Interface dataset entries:
::::::::::

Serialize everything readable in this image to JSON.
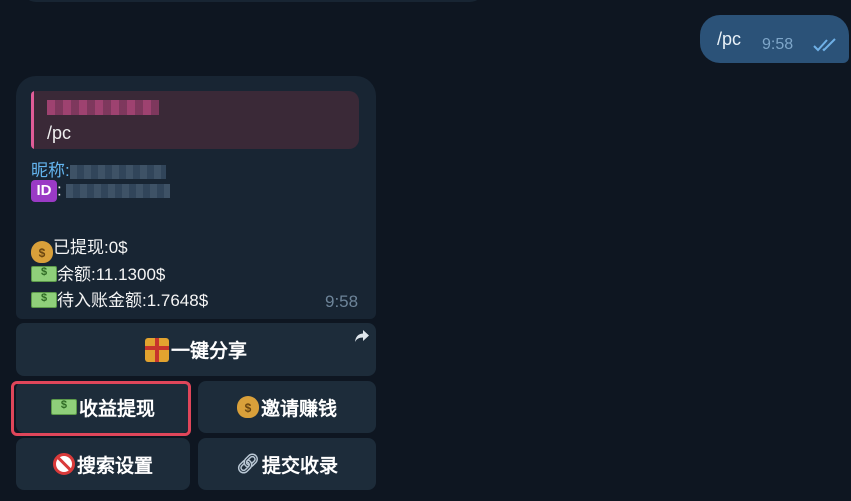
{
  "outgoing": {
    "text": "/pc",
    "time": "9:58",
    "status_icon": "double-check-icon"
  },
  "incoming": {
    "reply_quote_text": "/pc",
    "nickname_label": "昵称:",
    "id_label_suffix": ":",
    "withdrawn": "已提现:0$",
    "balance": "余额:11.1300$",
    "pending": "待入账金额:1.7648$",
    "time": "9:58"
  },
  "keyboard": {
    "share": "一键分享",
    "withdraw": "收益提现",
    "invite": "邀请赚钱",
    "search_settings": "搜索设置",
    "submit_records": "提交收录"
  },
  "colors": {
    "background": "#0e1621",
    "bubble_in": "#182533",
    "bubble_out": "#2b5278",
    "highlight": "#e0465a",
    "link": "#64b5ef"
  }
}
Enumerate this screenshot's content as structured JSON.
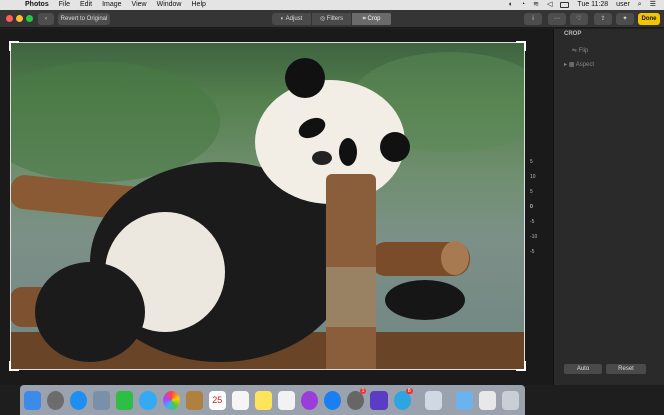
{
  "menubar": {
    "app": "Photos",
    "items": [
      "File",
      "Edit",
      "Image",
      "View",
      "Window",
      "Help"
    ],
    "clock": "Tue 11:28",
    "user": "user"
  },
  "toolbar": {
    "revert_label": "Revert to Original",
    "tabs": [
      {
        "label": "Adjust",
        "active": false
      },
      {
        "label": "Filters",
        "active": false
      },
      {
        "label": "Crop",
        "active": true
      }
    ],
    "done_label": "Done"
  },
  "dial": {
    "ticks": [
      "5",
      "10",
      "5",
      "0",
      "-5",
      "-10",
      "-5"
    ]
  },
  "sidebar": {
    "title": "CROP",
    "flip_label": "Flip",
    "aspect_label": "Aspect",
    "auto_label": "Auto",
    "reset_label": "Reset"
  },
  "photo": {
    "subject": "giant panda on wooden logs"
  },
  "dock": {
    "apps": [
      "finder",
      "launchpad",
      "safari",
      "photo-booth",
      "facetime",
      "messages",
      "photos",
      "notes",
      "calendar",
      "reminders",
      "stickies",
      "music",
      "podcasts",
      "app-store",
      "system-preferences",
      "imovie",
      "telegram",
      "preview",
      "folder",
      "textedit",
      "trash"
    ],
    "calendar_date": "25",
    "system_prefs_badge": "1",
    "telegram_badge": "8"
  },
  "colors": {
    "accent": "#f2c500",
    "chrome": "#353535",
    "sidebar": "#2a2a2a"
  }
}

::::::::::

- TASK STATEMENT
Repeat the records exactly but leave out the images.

- RESULT OF THIS EXERCISE
Serialize everything readable in this image to JSON.
{
  "outgoing": {
    "text": "/pc",
    "time": "9:58",
    "status_icon": "double-check-icon"
  },
  "incoming": {
    "reply_quote_text": "/pc",
    "nickname_label": "昵称:",
    "id_label_suffix": ":",
    "withdrawn": "已提现:0$",
    "balance": "余额:11.1300$",
    "pending": "待入账金额:1.7648$",
    "time": "9:58"
  },
  "keyboard": {
    "share": "一键分享",
    "withdraw": "收益提现",
    "invite": "邀请赚钱",
    "search_settings": "搜索设置",
    "submit_records": "提交收录"
  },
  "colors": {
    "background": "#0e1621",
    "bubble_in": "#182533",
    "bubble_out": "#2b5278",
    "highlight": "#e0465a",
    "link": "#64b5ef"
  }
}
Enumerate this screenshot's content as structured JSON.
{
  "menubar": {
    "app": "Photos",
    "items": [
      "File",
      "Edit",
      "Image",
      "View",
      "Window",
      "Help"
    ],
    "clock": "Tue 11:28",
    "user": "user"
  },
  "toolbar": {
    "revert_label": "Revert to Original",
    "tabs": [
      {
        "label": "Adjust",
        "active": false
      },
      {
        "label": "Filters",
        "active": false
      },
      {
        "label": "Crop",
        "active": true
      }
    ],
    "done_label": "Done"
  },
  "dial": {
    "ticks": [
      "5",
      "10",
      "5",
      "0",
      "-5",
      "-10",
      "-5"
    ]
  },
  "sidebar": {
    "title": "CROP",
    "flip_label": "Flip",
    "aspect_label": "Aspect",
    "auto_label": "Auto",
    "reset_label": "Reset"
  },
  "photo": {
    "subject": "giant panda on wooden logs"
  },
  "dock": {
    "apps": [
      "finder",
      "launchpad",
      "safari",
      "photo-booth",
      "facetime",
      "messages",
      "photos",
      "notes",
      "calendar",
      "reminders",
      "stickies",
      "music",
      "podcasts",
      "app-store",
      "system-preferences",
      "imovie",
      "telegram",
      "preview",
      "folder",
      "textedit",
      "trash"
    ],
    "calendar_date": "25",
    "system_prefs_badge": "1",
    "telegram_badge": "8"
  },
  "colors": {
    "accent": "#f2c500",
    "chrome": "#353535",
    "sidebar": "#2a2a2a"
  }
}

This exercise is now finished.